=== SUPPLIED MATERIAL ===
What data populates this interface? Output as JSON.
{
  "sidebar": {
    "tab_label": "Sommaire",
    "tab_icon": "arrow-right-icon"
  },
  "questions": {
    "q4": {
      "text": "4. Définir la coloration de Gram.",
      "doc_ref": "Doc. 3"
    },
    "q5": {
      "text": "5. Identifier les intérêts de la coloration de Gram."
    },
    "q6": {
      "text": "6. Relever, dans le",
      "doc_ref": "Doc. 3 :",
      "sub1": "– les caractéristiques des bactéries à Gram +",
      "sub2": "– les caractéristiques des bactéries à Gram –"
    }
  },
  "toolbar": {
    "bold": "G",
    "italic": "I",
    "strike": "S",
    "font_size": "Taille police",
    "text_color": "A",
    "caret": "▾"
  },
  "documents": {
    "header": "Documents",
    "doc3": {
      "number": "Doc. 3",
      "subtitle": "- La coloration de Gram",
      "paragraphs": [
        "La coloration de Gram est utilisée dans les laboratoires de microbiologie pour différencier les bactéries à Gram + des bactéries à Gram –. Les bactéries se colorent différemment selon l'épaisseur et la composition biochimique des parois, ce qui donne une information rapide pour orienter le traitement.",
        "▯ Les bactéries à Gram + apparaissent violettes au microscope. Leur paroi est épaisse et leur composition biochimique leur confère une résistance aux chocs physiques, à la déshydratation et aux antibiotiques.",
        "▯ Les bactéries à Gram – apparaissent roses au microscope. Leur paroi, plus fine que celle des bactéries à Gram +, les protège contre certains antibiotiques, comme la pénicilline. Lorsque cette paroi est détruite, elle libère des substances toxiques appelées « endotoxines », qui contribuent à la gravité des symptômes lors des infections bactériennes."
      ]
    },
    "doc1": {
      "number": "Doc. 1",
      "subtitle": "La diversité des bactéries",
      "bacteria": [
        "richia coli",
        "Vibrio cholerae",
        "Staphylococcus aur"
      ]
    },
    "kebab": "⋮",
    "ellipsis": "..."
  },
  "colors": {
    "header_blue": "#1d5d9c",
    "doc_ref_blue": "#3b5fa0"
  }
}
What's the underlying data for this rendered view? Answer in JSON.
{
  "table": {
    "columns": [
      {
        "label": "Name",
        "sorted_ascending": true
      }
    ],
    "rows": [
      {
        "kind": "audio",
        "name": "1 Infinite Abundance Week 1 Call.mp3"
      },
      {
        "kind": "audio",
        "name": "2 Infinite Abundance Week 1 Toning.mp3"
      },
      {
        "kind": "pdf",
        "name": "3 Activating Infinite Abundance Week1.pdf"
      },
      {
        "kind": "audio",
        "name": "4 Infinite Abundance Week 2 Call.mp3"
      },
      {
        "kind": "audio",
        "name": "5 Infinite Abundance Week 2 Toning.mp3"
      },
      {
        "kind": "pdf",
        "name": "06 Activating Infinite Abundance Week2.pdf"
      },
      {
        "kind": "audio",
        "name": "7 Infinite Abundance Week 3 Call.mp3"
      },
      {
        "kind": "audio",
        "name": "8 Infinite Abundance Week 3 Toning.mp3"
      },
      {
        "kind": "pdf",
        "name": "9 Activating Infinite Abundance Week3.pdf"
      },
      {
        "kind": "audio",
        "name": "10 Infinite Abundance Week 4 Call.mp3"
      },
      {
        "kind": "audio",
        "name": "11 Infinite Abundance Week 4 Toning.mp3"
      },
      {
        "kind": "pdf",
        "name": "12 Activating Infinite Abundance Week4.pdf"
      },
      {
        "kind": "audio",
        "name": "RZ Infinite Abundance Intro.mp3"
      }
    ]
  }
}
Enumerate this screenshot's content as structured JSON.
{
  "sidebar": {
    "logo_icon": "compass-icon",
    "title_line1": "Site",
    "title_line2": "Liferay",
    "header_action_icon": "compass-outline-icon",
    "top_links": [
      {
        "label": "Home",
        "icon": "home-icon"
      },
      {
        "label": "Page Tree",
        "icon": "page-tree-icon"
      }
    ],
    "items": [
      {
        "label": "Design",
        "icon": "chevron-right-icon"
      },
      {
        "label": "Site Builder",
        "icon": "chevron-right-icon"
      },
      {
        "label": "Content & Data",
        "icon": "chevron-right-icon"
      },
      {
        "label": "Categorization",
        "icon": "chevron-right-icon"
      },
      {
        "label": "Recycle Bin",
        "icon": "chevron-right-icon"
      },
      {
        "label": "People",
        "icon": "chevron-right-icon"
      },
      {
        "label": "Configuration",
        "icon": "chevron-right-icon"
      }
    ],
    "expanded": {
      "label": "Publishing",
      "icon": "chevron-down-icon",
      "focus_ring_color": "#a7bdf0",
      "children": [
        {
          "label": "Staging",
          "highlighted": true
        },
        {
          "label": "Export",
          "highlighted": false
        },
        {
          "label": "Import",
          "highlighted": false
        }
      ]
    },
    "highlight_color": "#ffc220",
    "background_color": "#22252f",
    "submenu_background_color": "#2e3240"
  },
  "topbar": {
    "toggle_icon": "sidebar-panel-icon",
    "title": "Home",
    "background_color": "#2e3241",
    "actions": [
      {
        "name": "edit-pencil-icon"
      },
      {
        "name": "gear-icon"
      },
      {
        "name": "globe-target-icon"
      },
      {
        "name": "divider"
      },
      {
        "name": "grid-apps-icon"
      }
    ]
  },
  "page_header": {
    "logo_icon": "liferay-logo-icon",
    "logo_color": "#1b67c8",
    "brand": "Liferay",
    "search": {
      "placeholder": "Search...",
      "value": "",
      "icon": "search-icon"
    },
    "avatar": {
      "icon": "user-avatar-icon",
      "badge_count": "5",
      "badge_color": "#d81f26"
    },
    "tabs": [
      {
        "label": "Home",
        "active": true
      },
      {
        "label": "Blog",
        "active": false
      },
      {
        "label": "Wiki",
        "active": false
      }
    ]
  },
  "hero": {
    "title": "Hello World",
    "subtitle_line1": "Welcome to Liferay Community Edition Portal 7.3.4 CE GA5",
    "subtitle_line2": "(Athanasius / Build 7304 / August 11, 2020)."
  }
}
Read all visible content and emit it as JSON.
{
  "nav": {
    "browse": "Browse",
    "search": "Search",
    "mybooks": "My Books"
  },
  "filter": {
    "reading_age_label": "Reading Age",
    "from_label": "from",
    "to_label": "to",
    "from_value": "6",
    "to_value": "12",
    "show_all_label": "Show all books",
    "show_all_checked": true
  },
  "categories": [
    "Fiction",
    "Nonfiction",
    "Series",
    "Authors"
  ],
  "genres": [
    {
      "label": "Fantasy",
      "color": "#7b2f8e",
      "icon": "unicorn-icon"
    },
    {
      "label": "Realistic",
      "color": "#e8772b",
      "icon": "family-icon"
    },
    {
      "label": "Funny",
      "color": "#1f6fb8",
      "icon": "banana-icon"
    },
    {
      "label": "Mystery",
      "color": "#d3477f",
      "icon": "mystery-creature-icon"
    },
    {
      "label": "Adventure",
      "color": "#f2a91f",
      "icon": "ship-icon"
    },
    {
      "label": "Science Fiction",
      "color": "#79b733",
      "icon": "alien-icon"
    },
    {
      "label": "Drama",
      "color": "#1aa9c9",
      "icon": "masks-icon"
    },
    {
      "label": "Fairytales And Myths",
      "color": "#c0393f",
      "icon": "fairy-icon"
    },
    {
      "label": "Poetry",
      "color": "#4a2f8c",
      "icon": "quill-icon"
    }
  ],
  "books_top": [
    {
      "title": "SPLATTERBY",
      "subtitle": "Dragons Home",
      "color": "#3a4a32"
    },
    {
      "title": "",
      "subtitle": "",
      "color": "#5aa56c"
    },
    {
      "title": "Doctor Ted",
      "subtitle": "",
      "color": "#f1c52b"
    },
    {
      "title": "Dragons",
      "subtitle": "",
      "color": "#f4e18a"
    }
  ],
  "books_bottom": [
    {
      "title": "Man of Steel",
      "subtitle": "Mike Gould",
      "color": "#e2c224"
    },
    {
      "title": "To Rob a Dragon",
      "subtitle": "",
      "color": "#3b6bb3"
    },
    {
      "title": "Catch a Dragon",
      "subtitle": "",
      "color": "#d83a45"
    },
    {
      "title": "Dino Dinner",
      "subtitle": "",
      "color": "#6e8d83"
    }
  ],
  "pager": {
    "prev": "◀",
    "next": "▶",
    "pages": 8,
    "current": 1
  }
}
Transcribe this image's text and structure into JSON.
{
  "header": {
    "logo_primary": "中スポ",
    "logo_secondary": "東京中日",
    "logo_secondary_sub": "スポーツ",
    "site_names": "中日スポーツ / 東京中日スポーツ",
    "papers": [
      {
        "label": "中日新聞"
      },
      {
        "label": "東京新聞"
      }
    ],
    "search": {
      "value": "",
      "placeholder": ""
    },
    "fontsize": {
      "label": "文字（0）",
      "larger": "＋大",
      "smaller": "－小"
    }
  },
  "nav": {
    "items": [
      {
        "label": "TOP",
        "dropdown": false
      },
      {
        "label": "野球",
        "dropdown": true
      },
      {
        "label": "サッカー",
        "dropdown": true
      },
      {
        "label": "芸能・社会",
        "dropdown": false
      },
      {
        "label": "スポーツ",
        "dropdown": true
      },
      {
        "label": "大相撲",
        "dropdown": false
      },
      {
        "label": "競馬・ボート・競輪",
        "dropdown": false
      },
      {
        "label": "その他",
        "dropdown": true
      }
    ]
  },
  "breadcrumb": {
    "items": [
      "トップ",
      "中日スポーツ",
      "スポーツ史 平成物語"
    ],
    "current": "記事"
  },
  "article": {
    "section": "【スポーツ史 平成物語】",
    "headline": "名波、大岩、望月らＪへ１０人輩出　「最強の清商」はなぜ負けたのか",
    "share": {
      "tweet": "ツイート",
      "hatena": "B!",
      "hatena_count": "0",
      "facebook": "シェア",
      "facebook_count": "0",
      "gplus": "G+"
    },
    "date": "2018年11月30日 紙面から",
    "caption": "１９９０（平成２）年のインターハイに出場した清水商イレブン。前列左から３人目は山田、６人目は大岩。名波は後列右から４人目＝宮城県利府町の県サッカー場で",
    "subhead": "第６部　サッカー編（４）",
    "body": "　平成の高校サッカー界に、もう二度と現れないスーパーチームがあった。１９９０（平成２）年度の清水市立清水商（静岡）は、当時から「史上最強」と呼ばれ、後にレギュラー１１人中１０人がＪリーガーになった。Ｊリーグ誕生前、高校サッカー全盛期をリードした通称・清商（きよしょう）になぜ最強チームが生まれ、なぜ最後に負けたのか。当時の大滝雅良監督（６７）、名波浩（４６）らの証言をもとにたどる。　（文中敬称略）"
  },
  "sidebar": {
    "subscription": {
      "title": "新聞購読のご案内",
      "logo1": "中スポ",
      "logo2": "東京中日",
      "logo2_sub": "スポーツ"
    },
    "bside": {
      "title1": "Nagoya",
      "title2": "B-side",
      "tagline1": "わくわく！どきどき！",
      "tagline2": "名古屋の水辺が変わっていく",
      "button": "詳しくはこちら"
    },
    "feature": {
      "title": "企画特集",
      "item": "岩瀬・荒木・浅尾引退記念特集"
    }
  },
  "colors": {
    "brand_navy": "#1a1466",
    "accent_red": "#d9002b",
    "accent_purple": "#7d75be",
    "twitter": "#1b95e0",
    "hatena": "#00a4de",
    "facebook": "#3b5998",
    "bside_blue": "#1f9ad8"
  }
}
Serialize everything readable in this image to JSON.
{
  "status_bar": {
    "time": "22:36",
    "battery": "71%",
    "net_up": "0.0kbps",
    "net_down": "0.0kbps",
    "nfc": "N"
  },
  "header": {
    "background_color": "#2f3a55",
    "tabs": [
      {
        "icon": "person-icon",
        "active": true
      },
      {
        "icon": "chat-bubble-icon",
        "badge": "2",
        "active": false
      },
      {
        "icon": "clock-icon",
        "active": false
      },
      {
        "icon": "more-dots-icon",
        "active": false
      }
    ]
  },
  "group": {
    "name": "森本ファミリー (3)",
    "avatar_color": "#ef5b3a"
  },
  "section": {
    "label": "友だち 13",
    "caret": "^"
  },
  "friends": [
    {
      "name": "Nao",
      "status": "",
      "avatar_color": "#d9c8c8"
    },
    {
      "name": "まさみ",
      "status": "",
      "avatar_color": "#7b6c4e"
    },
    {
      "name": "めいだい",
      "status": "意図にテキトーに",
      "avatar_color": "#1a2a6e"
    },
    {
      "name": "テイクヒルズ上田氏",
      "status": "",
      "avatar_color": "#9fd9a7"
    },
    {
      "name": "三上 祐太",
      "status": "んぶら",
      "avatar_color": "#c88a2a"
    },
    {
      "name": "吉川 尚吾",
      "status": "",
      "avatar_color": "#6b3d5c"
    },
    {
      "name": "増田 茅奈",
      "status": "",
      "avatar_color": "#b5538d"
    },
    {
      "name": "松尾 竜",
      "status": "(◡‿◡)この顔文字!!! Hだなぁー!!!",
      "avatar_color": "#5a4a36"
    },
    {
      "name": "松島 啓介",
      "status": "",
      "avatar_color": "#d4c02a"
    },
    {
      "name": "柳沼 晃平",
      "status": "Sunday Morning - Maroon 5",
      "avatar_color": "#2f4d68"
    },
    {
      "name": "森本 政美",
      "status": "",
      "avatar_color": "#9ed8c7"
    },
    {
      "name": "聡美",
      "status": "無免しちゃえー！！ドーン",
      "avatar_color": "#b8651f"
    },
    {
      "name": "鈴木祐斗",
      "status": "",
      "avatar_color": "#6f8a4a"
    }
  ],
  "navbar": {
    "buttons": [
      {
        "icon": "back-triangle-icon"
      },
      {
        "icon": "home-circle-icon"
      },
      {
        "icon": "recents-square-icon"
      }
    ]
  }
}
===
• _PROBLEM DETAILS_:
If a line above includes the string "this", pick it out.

• _RESPONSE TO THE EXERCISE_:
What data populates this interface? Output as JSON.
What's the underlying data for this rendered view? Answer in JSON.
Enumerate this screenshot's content as structured JSON.
Transcribe this image's text and structure into JSON.
Serialize everything readable in this image to JSON.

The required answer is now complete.